One of my favorite features of Google Maps is the ability to create personalized maps that you can save and share. I’ve used the feature to map out a route (and more) when we took a road trip through the Western United States in 2011, and to develop a daily tourist itinerary for a visit to Dublin, Ireland in the fall of 2012.
But custom Google maps aren’t just useful to individuals. They also have a variety of potential applications for organizations, groups, and communities, which can use them in ways that produce value for both themselves and their individual members/stakeholders.
Google maps are…
Visual. The popularity of infographics and sites like Pinterest and SlideShare clearly demonstrate how much people appreciate visual displays. Google maps are a great way to show geographically-oriented information in a visual way. Here are some examples:
- We have created a Member Map to illustrate both the geographic diversity and relative distribution of the membership in our LinkedIn group. In a similar vein, non-profit organizations could use them to share chapter information, chambers of commerce could display member businesses, and academic institutions could use them to illustrate where their graduates have ended up (an alumni diaspora if you will).
- ERE.net has a EREjobs map that enables recruiters to “navigate through recent recruiting job openings geographically.”
- Craig’s List created a housing map that shows properties for sale and rent, as well as sublets and available rooms.
- Google has a 2007 Googleplex map that displays “photos of life at Google Headquarters.”
- The America’s Highway project produced the America’s Highway: Oral Histories of Route 66 map.
Customizable: As many of the examples above illustrate, the pins on a custom map can include more than simple text. They can include photos and links to websites as well. You can also change the pin icons themselves and format the text in a variety of ways, and even edit the html.
Flexible. Map owners can choose whether to make their maps public or keep them “unlisted.” They can also opt to leave the map in its Google location or embed it on their own website (as we have done).
Collaborative. Map owners can invite other individuals to develop and edit individual maps.
Dynamic. As soon as there’s a significant change, most maps can be updated quickly and easily.
Engaging. There are many ways to use Google maps to generate interest and dialogue. At the simplest level, people who view the map can rate it or write a comment directly on the map. When the map is embedded in a website, it can also stimulate discussions about the map’s contents and/or give people an incentive to take action. Finally, the map and its activity can be shared via social media to regularly invite people to check it out and engage. Here’s one of our recent tweets as an example:
Toronto is the seventh urban area to hit 100 members! ow.ly/iaX8v Check out our updated member map!

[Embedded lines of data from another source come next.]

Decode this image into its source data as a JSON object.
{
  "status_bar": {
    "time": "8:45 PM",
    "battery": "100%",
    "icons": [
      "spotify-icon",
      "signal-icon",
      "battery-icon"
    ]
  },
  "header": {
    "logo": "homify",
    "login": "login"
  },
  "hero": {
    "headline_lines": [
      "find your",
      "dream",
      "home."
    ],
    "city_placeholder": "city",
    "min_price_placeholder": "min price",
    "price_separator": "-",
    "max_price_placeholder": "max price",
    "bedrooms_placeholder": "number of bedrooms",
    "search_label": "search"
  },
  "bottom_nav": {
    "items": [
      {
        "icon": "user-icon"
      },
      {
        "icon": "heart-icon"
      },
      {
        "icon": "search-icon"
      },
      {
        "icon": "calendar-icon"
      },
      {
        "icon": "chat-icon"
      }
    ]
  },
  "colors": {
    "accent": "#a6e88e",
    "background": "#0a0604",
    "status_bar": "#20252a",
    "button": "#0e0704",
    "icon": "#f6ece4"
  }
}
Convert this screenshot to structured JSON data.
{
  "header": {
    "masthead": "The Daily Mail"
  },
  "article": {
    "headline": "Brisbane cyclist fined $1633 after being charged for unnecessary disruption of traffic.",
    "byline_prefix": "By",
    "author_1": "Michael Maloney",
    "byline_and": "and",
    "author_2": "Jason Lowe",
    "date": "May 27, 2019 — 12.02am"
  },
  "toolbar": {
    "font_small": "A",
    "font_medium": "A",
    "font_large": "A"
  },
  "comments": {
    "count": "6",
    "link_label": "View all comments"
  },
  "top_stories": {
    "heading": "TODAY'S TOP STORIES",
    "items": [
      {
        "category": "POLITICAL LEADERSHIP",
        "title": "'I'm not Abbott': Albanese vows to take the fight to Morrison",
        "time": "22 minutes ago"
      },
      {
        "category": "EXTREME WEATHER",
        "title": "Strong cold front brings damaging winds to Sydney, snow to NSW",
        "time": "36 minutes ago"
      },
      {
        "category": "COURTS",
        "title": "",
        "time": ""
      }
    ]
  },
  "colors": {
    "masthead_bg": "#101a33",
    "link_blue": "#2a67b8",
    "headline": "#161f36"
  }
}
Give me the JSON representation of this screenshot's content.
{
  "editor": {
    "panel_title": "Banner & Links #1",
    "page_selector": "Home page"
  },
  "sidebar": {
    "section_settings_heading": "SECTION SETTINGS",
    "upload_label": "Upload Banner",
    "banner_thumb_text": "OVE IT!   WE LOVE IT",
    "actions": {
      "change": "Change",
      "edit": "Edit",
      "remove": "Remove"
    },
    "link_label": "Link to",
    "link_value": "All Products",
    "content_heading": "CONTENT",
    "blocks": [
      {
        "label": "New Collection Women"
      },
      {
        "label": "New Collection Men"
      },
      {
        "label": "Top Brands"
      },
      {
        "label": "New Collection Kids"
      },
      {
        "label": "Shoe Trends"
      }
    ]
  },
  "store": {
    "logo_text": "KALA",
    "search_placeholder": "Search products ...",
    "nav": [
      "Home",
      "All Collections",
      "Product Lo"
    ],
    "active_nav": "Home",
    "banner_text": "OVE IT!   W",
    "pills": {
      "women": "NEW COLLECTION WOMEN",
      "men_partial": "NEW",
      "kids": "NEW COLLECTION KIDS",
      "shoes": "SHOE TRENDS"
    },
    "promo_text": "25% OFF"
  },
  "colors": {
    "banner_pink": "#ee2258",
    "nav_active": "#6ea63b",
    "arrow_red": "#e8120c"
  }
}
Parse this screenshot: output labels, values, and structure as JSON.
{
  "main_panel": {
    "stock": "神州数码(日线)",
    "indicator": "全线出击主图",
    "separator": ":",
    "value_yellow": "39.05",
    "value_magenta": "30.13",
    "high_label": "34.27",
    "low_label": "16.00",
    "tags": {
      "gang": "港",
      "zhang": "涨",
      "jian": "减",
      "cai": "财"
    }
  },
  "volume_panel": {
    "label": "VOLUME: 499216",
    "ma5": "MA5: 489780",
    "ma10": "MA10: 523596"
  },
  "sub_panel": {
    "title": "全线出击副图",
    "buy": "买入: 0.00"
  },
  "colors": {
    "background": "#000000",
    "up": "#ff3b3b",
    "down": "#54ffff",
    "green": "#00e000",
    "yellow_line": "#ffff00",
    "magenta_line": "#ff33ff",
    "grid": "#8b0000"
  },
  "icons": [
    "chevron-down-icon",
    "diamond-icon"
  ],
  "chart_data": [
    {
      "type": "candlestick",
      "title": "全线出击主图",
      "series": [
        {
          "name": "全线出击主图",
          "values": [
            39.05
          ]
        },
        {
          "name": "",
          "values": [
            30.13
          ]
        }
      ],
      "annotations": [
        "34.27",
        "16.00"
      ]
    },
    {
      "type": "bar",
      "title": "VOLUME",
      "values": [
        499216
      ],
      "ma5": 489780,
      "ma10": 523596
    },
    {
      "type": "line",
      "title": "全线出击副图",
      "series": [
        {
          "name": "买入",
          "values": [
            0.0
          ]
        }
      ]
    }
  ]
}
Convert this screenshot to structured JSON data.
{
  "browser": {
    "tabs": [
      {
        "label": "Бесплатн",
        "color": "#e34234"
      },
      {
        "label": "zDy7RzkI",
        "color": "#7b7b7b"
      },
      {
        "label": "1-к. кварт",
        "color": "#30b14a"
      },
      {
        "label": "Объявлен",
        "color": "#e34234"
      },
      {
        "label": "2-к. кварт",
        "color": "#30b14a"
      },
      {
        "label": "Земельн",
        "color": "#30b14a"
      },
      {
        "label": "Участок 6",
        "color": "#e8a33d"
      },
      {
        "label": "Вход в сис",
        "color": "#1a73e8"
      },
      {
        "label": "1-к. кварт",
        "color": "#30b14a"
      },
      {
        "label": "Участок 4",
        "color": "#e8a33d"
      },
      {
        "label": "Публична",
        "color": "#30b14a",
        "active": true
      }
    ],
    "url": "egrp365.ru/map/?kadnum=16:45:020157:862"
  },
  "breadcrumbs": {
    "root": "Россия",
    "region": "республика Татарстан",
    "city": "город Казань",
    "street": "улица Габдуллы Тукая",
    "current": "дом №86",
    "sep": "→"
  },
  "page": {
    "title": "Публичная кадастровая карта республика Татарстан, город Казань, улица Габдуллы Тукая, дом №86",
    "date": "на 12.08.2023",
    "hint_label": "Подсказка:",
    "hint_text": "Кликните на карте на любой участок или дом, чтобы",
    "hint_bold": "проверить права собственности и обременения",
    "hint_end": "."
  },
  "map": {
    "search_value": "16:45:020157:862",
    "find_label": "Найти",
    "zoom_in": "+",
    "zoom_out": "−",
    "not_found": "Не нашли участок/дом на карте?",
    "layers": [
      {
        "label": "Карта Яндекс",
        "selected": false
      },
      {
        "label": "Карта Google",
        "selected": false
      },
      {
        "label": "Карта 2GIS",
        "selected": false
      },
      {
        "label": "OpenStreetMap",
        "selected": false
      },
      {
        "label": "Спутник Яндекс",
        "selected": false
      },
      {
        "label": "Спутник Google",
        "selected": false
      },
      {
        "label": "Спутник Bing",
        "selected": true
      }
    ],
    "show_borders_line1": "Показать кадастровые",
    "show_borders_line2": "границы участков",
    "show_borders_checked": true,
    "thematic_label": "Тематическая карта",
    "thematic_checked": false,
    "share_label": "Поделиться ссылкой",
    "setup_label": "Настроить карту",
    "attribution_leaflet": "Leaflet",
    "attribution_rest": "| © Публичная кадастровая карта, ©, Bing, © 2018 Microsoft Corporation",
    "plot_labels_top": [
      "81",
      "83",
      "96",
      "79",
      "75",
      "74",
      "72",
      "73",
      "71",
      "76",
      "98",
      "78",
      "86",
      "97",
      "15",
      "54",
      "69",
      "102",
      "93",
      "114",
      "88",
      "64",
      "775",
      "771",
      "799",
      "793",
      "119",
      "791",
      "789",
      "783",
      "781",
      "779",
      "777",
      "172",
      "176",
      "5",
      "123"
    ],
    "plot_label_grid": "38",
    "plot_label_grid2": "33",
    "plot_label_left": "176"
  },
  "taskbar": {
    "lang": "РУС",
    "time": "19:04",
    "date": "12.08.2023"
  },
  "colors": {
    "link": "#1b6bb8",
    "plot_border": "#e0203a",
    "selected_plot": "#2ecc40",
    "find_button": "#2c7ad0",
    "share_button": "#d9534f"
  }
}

General Development Tips
You can get super-fancy with Google Maps, which involves lots of coding and technical skills. But as Google themselves noted when they introduced the feature in 2007, it doesn’t have to be complicated. You can create a fairly simple map manually, using a free service like this one, or by converting data in an spreadsheet to a KML file (we used BatchGeo for this) and then uploading it (if you’d like specific tips on doing that, please email firstname.lastname@example.org).
Here are a few specific lessons Assistant Community Manager Sean Pearson and I learned from our recent efforts:
- Every map has an “owner,” who has to have a Gmail account. Rather than having the owner be an individual, it’s probably better to create a Gmail account using a corporate identity (i.e., email@example.com).
- If you have map collaborators who don’t have access to the login credentials for the corporate Gmail account, each of those collaborators will also need Gmail accounts.
- Individual Google maps are limited to 200 pins. If you’re going to need more than that, you’ll need to collapse pins and/or create multiple maps.
- Determine how you want to display the list of pins on the left-hand side of the map, focusing on an arrangement that best meets your goals and makes the most sense to a map viewer. Once you’ve determined that order, make sure the pin list accurately reflects that order, both when the map is created and as you add to it.
- It’s very simple to embed a custom map on a web page. Google creates the code; the only adjustment you may have to make is to correct the height and width to fit in the space you’ve allocated.
- The default url for custom maps is L-O-N-G! Google will also create a short url for you. If you don’t plan to embed the map in your own website, use the short url.
If you’re experienced with creating custom Google maps and have other tips to suggest, we’d love to hear them. And although we’re no experts, we’re also happy to try to answer any questions you may have.
- Courtney Shelton Hunt